My name is Ashley Baldwin and I am an intern with Sally Dunne, the Loretto Representative at the United Nations, for the month of January. Originally from Port Washington, a small town on the North Shore of Long Island, New York, I am currently a sophomore studying Politics and English at Oberlin College in Ohio. Every January, Oberlin students – or “Obies,” as many like to call us – are given the month off from classes to pursue some sort of project, whether it is independent research, an intensive-Korean language class, backpacking in Peru, or taking an internship, like myself. My initial knowledge of the Loretto Community actually came out of a listing for the internship, posted by the Bonner Center for Service and Learning, which emphasizes and promotes the link between academic pursuits and community service, and is run by none other than Loretto Co-Member Beth Blissman. After a thorough perusal of the Loretto website, I found that many of the Loretto Community’s goals and values coincided with my own, which I find to be largely a product of my Unitarian Universalist background; Loretto’s push for social justice in a number of progressive and exciting ways is what prompted me to apply.

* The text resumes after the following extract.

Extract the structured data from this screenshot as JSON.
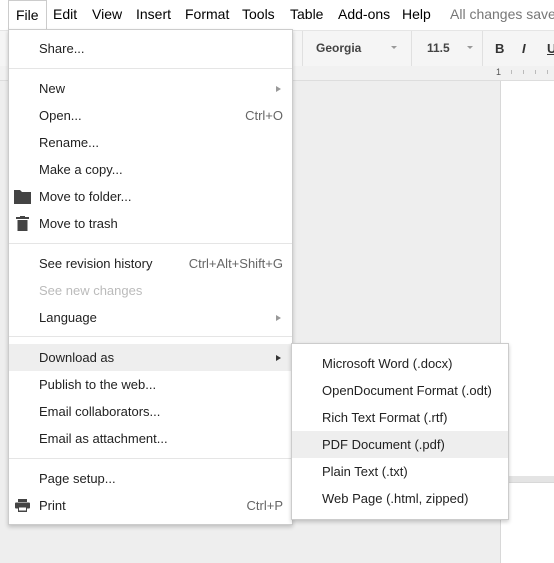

My internship grew out of a collaboration between the Loretto NGO office and the Feminist Task Force (FTF). Since a month is a small timeframe, my task is to lay the groundwork for their co-sponsored Women’s Tribunal on Gender and Climate Justice to be held right here in the United States. Previously, Co-Member Rosa Lizarde, who chairs the FTF within Global Call to Action Against Poverty (GCAP), has organized tribunals held in fifteen countries around the world where women were given platforms to speak about how they are affected by climate change-related issues, such as environmental degradation, poverty, and food insecurity, to name a few. Since a tribunal has yet to be held in the U.S., I have been doing the initial organizing for such an event, reaching out to activist and grassroots organizing groups that focus on the coal mining industry and its effects on local communities in the United States, as well as on the environment. Hopefully, my communications with these organizers will lead to one (or perhaps a few) women’s tribunal to be held in April or May – the two months leading up to the Rio+20 Earth Summit in June, where the findings from this, as well as the fifteen other tribunals, will be presented.

Part of the organizing process includes a series of interviews to be conducted prior to the tribunal with members of groups we will be partnering with, mostly to collect information regarding the struggles of women affected by coal mining, as well as the coal industry’s role in poverty creation. I hope to conduct as many of these interviews as possible – and to compile them into background papers for the eventual tribunal – before my short time here is up.

So far, my internship really has been an eye-opener in the types of dialogue that occur at the international level, much of which – at least from my perspective – has been very encouraging. I look forward to continuing my exciting work, as well as learning more about the Loretto Community (preparations have already been made for a visioning retreat for our Loretto NGO office that I will be participating in!), for the rest of my time here, and am so glad I got the opportunity to work with such a wonderful supervisor and community!